━━━ SUPPLIED DATA

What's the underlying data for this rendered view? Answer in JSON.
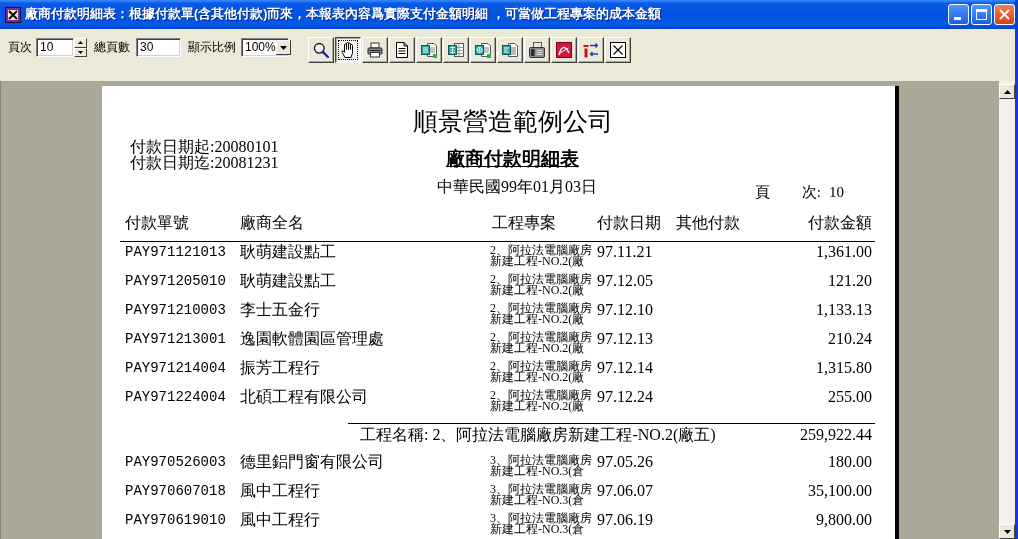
{
  "window": {
    "title": "廠商付款明細表：根據付款單(含其他付款)而來，本報表內容爲實際支付金額明細 ，可當做工程專案的成本金額"
  },
  "toolbar": {
    "page_label": "頁次",
    "page_value": "10",
    "total_label": "總頁數",
    "total_value": "30",
    "zoom_label": "顯示比例",
    "zoom_value": "100%",
    "buttons": [
      {
        "kind": "zoom",
        "selected": false
      },
      {
        "kind": "hand",
        "selected": true
      },
      {
        "kind": "print",
        "selected": false
      },
      {
        "kind": "page",
        "selected": false
      },
      {
        "kind": "word",
        "selected": false
      },
      {
        "kind": "excel",
        "selected": false
      },
      {
        "kind": "html",
        "selected": false
      },
      {
        "kind": "text",
        "selected": false
      },
      {
        "kind": "fax",
        "selected": false
      },
      {
        "kind": "pdf",
        "selected": false
      },
      {
        "kind": "convert",
        "selected": false
      },
      {
        "kind": "close",
        "selected": false
      }
    ]
  },
  "report": {
    "company": "順景營造範例公司",
    "date_from": "付款日期起:20080101",
    "date_to": "付款日期迄:20081231",
    "title": "廠商付款明細表",
    "print_date": "中華民國99年01月03日",
    "page_label": "頁 次:",
    "page_number": "10",
    "columns": [
      "付款單號",
      "廠商全名",
      "工程專案",
      "付款日期",
      "其他付款",
      "付款金額"
    ],
    "rows": [
      {
        "kind": "payment",
        "voucher": "PAY971121013",
        "vendor": "耿萌建設點工",
        "project": "2、阿拉法電腦廠房新建工程-NO.2(廠",
        "date": "97.11.21",
        "amount": "1,361.00"
      },
      {
        "kind": "payment",
        "voucher": "PAY971205010",
        "vendor": "耿萌建設點工",
        "project": "2、阿拉法電腦廠房新建工程-NO.2(廠",
        "date": "97.12.05",
        "amount": "121.20"
      },
      {
        "kind": "payment",
        "voucher": "PAY971210003",
        "vendor": "李士五金行",
        "project": "2、阿拉法電腦廠房新建工程-NO.2(廠",
        "date": "97.12.10",
        "amount": "1,133.13"
      },
      {
        "kind": "payment",
        "voucher": "PAY971213001",
        "vendor": "逸園軟體園區管理處",
        "project": "2、阿拉法電腦廠房新建工程-NO.2(廠",
        "date": "97.12.13",
        "amount": "210.24"
      },
      {
        "kind": "payment",
        "voucher": "PAY971214004",
        "vendor": "振芳工程行",
        "project": "2、阿拉法電腦廠房新建工程-NO.2(廠",
        "date": "97.12.14",
        "amount": "1,315.80"
      },
      {
        "kind": "payment",
        "voucher": "PAY971224004",
        "vendor": "北碩工程有限公司",
        "project": "2、阿拉法電腦廠房新建工程-NO.2(廠",
        "date": "97.12.24",
        "amount": "255.00"
      },
      {
        "kind": "subtotal",
        "label": "工程名稱: 2、阿拉法電腦廠房新建工程-NO.2(廠五)",
        "amount": "259,922.44"
      },
      {
        "kind": "payment",
        "voucher": "PAY970526003",
        "vendor": "德里鋁門窗有限公司",
        "project": "3、阿拉法電腦廠房新建工程-NO.3(倉",
        "date": "97.05.26",
        "amount": "180.00"
      },
      {
        "kind": "payment",
        "voucher": "PAY970607018",
        "vendor": "風中工程行",
        "project": "3、阿拉法電腦廠房新建工程-NO.3(倉",
        "date": "97.06.07",
        "amount": "35,100.00"
      },
      {
        "kind": "payment",
        "voucher": "PAY970619010",
        "vendor": "風中工程行",
        "project": "3、阿拉法電腦廠房新建工程-NO.3(倉",
        "date": "97.06.19",
        "amount": "9,800.00"
      }
    ]
  }
}
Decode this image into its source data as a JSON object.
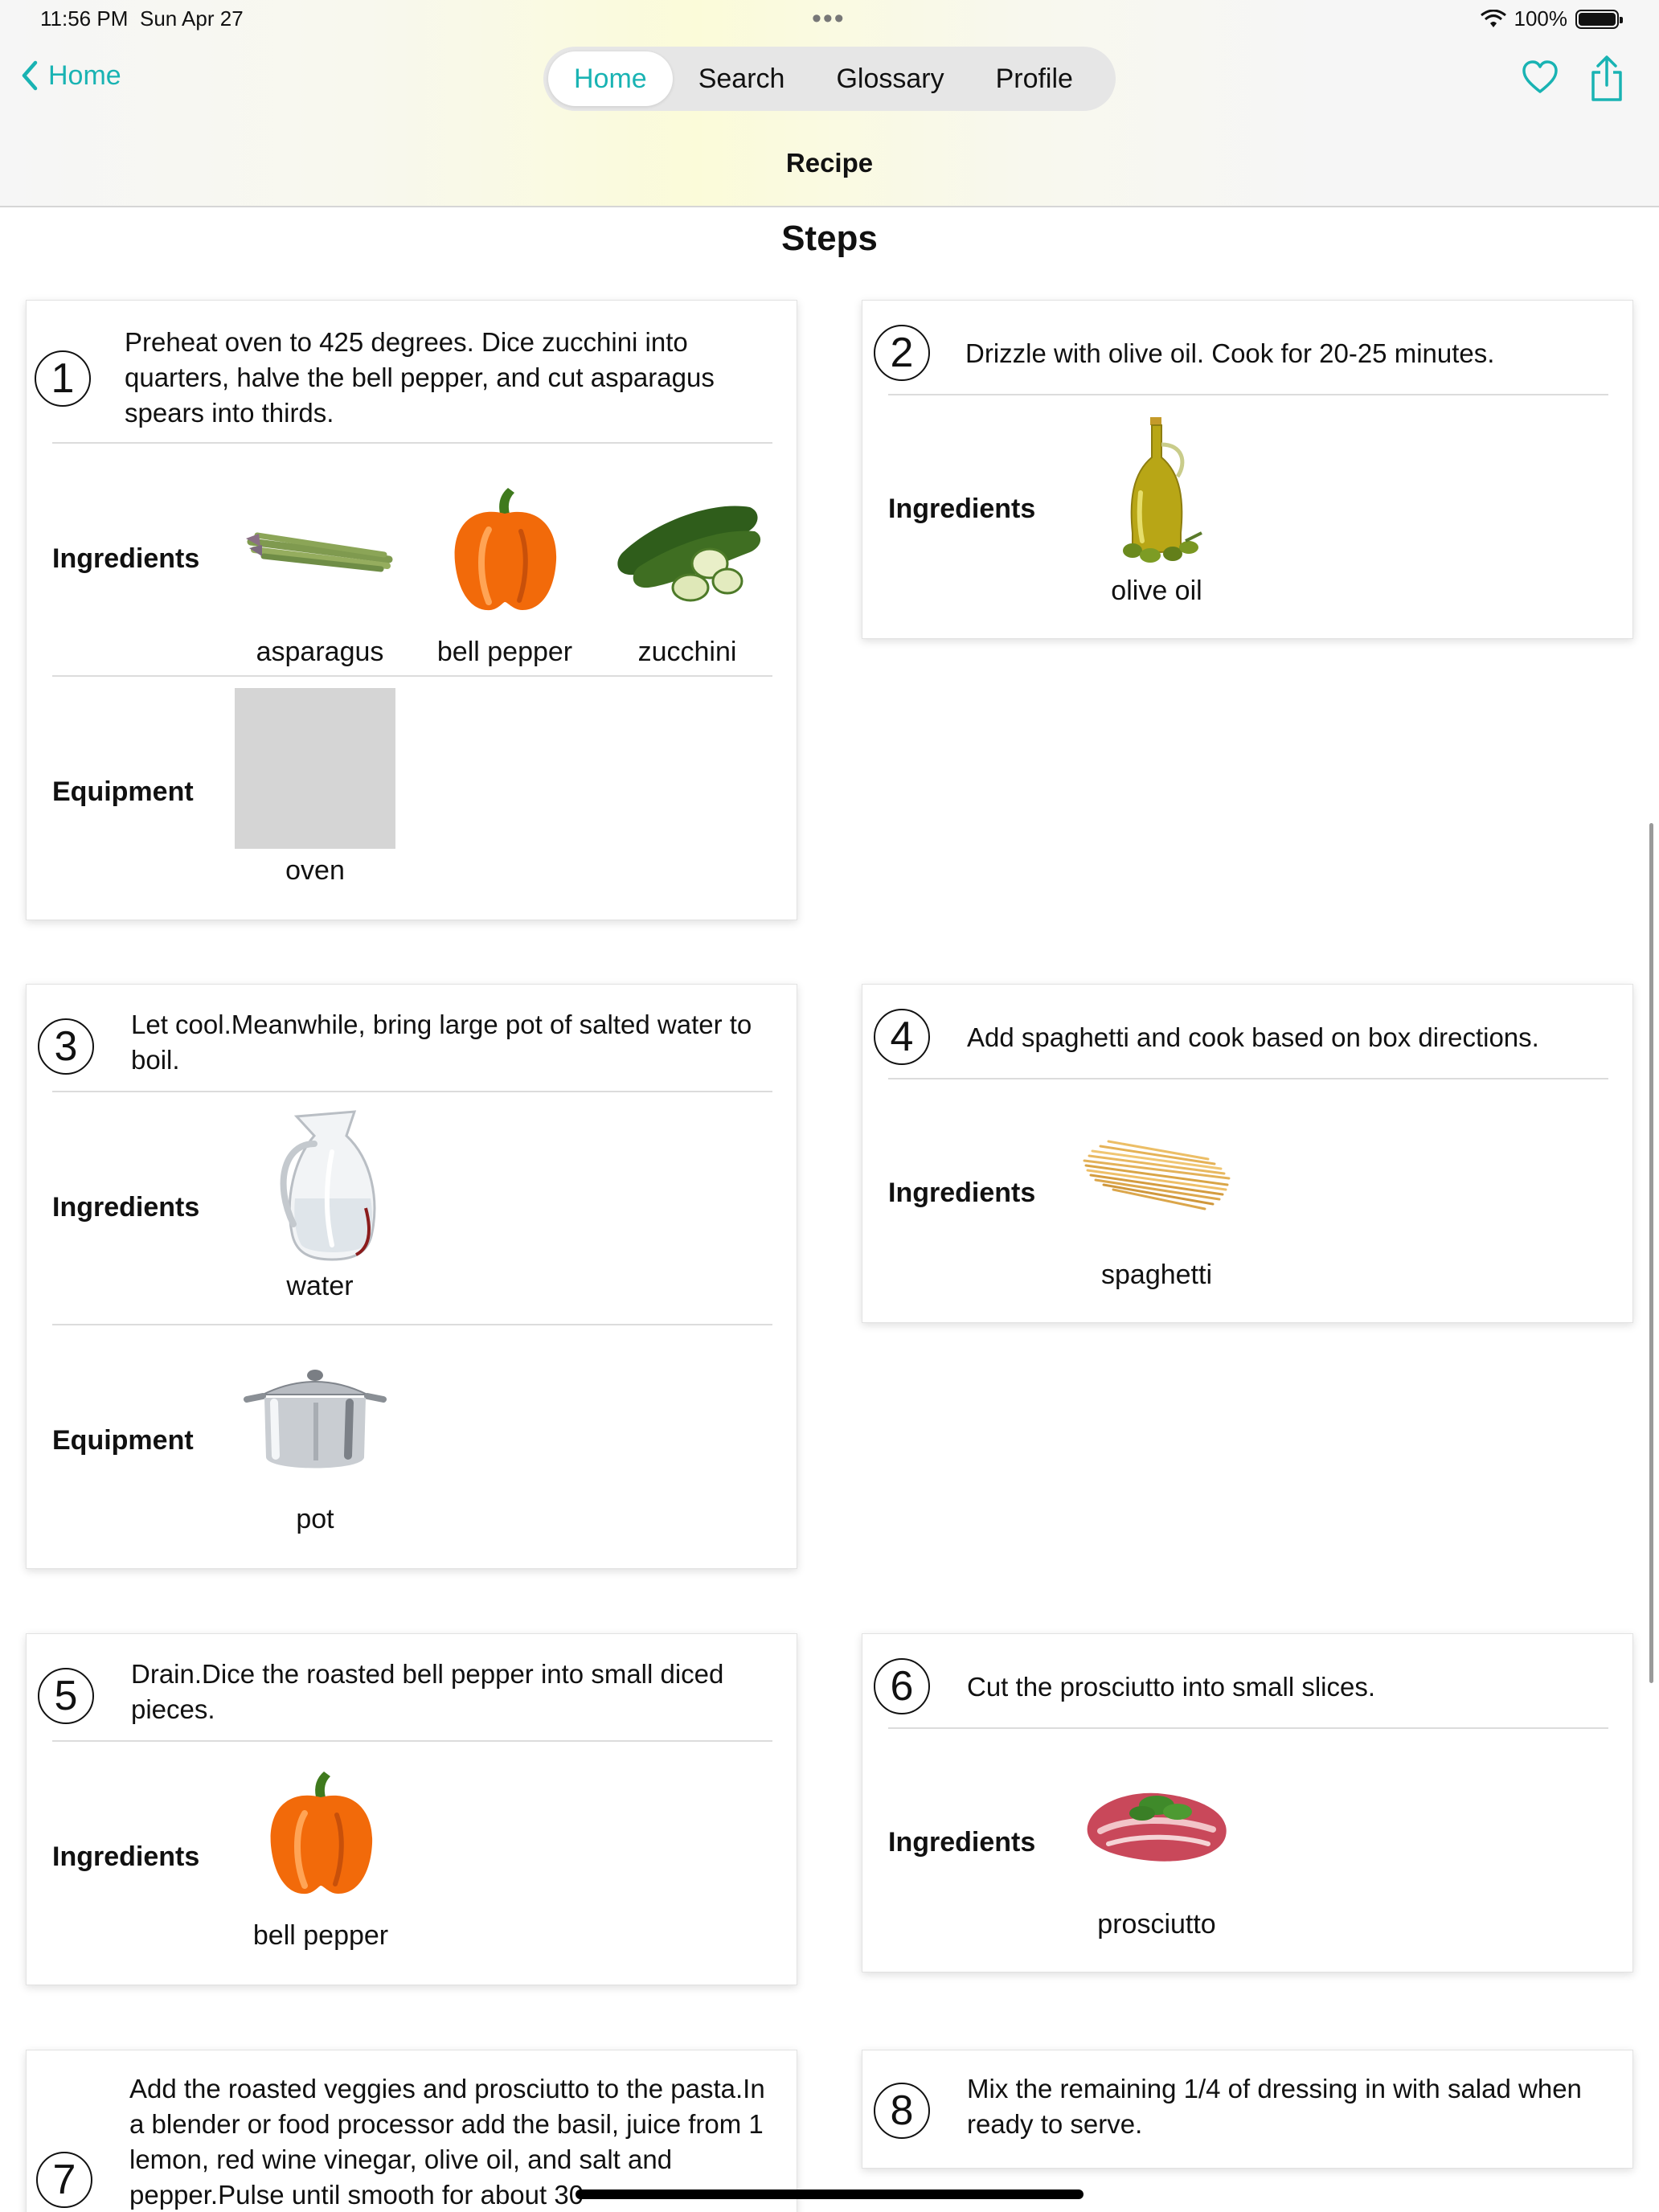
{
  "status": {
    "time": "11:56 PM",
    "date": "Sun Apr 27",
    "battery": "100%"
  },
  "nav": {
    "back_label": "Home",
    "tabs": [
      "Home",
      "Search",
      "Glossary",
      "Profile"
    ],
    "active_tab": "Home",
    "title": "Recipe"
  },
  "labels": {
    "steps": "Steps",
    "ingredients": "Ingredients",
    "equipment": "Equipment"
  },
  "steps": [
    {
      "num": "1",
      "text": "Preheat oven to 425 degrees. Dice zucchini into quarters, halve the bell pepper, and cut asparagus spears into thirds.",
      "ingredients": [
        "asparagus",
        "bell pepper",
        "zucchini"
      ],
      "equipment": [
        "oven"
      ]
    },
    {
      "num": "2",
      "text": "Drizzle with olive oil. Cook for 20-25 minutes.",
      "ingredients": [
        "olive oil"
      ]
    },
    {
      "num": "3",
      "text": "Let cool.Meanwhile, bring large pot of salted water to boil.",
      "ingredients": [
        "water"
      ],
      "equipment": [
        "pot"
      ]
    },
    {
      "num": "4",
      "text": "Add spaghetti and cook based on box directions.",
      "ingredients": [
        "spaghetti"
      ]
    },
    {
      "num": "5",
      "text": "Drain.Dice the roasted bell pepper into small diced pieces.",
      "ingredients": [
        "bell pepper"
      ]
    },
    {
      "num": "6",
      "text": "Cut the prosciutto into small slices.",
      "ingredients": [
        "prosciutto"
      ]
    },
    {
      "num": "7",
      "text": "Add the roasted veggies and prosciutto to the pasta.In a blender or food processor add the basil, juice from 1 lemon, red wine vinegar, olive oil, and salt and pepper.Pulse until smooth for about 30"
    },
    {
      "num": "8",
      "text": "Mix the remaining 1/4 of dressing in with salad when ready to serve."
    }
  ],
  "colors": {
    "accent": "#19b3b3",
    "tab_bg": "#e6e6e6",
    "pepper": "#f26a0a",
    "zucchini": "#3f6e22"
  }
}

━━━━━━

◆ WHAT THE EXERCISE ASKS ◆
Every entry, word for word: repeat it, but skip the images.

◆ ANSWER TO THIS TASK ◆
What's the underlying data for this rendered view? Answer in JSON.
{
  "window": {
    "title": "廠商付款明細表：根據付款單(含其他付款)而來，本報表內容爲實際支付金額明細 ，可當做工程專案的成本金額"
  },
  "toolbar": {
    "page_label": "頁次",
    "page_value": "10",
    "total_label": "總頁數",
    "total_value": "30",
    "zoom_label": "顯示比例",
    "zoom_value": "100%",
    "buttons": [
      {
        "kind": "zoom",
        "selected": false
      },
      {
        "kind": "hand",
        "selected": true
      },
      {
        "kind": "print",
        "selected": false
      },
      {
        "kind": "page",
        "selected": false
      },
      {
        "kind": "word",
        "selected": false
      },
      {
        "kind": "excel",
        "selected": false
      },
      {
        "kind": "html",
        "selected": false
      },
      {
        "kind": "text",
        "selected": false
      },
      {
        "kind": "fax",
        "selected": false
      },
      {
        "kind": "pdf",
        "selected": false
      },
      {
        "kind": "convert",
        "selected": false
      },
      {
        "kind": "close",
        "selected": false
      }
    ]
  },
  "report": {
    "company": "順景營造範例公司",
    "date_from": "付款日期起:20080101",
    "date_to": "付款日期迄:20081231",
    "title": "廠商付款明細表",
    "print_date": "中華民國99年01月03日",
    "page_label": "頁 次:",
    "page_number": "10",
    "columns": [
      "付款單號",
      "廠商全名",
      "工程專案",
      "付款日期",
      "其他付款",
      "付款金額"
    ],
    "rows": [
      {
        "kind": "payment",
        "voucher": "PAY971121013",
        "vendor": "耿萌建設點工",
        "project": "2、阿拉法電腦廠房新建工程-NO.2(廠",
        "date": "97.11.21",
        "amount": "1,361.00"
      },
      {
        "kind": "payment",
        "voucher": "PAY971205010",
        "vendor": "耿萌建設點工",
        "project": "2、阿拉法電腦廠房新建工程-NO.2(廠",
        "date": "97.12.05",
        "amount": "121.20"
      },
      {
        "kind": "payment",
        "voucher": "PAY971210003",
        "vendor": "李士五金行",
        "project": "2、阿拉法電腦廠房新建工程-NO.2(廠",
        "date": "97.12.10",
        "amount": "1,133.13"
      },
      {
        "kind": "payment",
        "voucher": "PAY971213001",
        "vendor": "逸園軟體園區管理處",
        "project": "2、阿拉法電腦廠房新建工程-NO.2(廠",
        "date": "97.12.13",
        "amount": "210.24"
      },
      {
        "kind": "payment",
        "voucher": "PAY971214004",
        "vendor": "振芳工程行",
        "project": "2、阿拉法電腦廠房新建工程-NO.2(廠",
        "date": "97.12.14",
        "amount": "1,315.80"
      },
      {
        "kind": "payment",
        "voucher": "PAY971224004",
        "vendor": "北碩工程有限公司",
        "project": "2、阿拉法電腦廠房新建工程-NO.2(廠",
        "date": "97.12.24",
        "amount": "255.00"
      },
      {
        "kind": "subtotal",
        "label": "工程名稱: 2、阿拉法電腦廠房新建工程-NO.2(廠五)",
        "amount": "259,922.44"
      },
      {
        "kind": "payment",
        "voucher": "PAY970526003",
        "vendor": "德里鋁門窗有限公司",
        "project": "3、阿拉法電腦廠房新建工程-NO.3(倉",
        "date": "97.05.26",
        "amount": "180.00"
      },
      {
        "kind": "payment",
        "voucher": "PAY970607018",
        "vendor": "風中工程行",
        "project": "3、阿拉法電腦廠房新建工程-NO.3(倉",
        "date": "97.06.07",
        "amount": "35,100.00"
      },
      {
        "kind": "payment",
        "voucher": "PAY970619010",
        "vendor": "風中工程行",
        "project": "3、阿拉法電腦廠房新建工程-NO.3(倉",
        "date": "97.06.19",
        "amount": "9,800.00"
      }
    ]
  }
}
Decode this image into its source data as a JSON object.
{
  "status": {
    "time": "11:56 PM",
    "date": "Sun Apr 27",
    "battery": "100%"
  },
  "nav": {
    "back_label": "Home",
    "tabs": [
      "Home",
      "Search",
      "Glossary",
      "Profile"
    ],
    "active_tab": "Home",
    "title": "Recipe"
  },
  "labels": {
    "steps": "Steps",
    "ingredients": "Ingredients",
    "equipment": "Equipment"
  },
  "steps": [
    {
      "num": "1",
      "text": "Preheat oven to 425 degrees. Dice zucchini into quarters, halve the bell pepper, and cut asparagus spears into thirds.",
      "ingredients": [
        "asparagus",
        "bell pepper",
        "zucchini"
      ],
      "equipment": [
        "oven"
      ]
    },
    {
      "num": "2",
      "text": "Drizzle with olive oil. Cook for 20-25 minutes.",
      "ingredients": [
        "olive oil"
      ]
    },
    {
      "num": "3",
      "text": "Let cool.Meanwhile, bring large pot of salted water to boil.",
      "ingredients": [
        "water"
      ],
      "equipment": [
        "pot"
      ]
    },
    {
      "num": "4",
      "text": "Add spaghetti and cook based on box directions.",
      "ingredients": [
        "spaghetti"
      ]
    },
    {
      "num": "5",
      "text": "Drain.Dice the roasted bell pepper into small diced pieces.",
      "ingredients": [
        "bell pepper"
      ]
    },
    {
      "num": "6",
      "text": "Cut the prosciutto into small slices.",
      "ingredients": [
        "prosciutto"
      ]
    },
    {
      "num": "7",
      "text": "Add the roasted veggies and prosciutto to the pasta.In a blender or food processor add the basil, juice from 1 lemon, red wine vinegar, olive oil, and salt and pepper.Pulse until smooth for about 30"
    },
    {
      "num": "8",
      "text": "Mix the remaining 1/4 of dressing in with salad when ready to serve."
    }
  ],
  "colors": {
    "accent": "#19b3b3",
    "tab_bg": "#e6e6e6",
    "pepper": "#f26a0a",
    "zucchini": "#3f6e22"
  }
}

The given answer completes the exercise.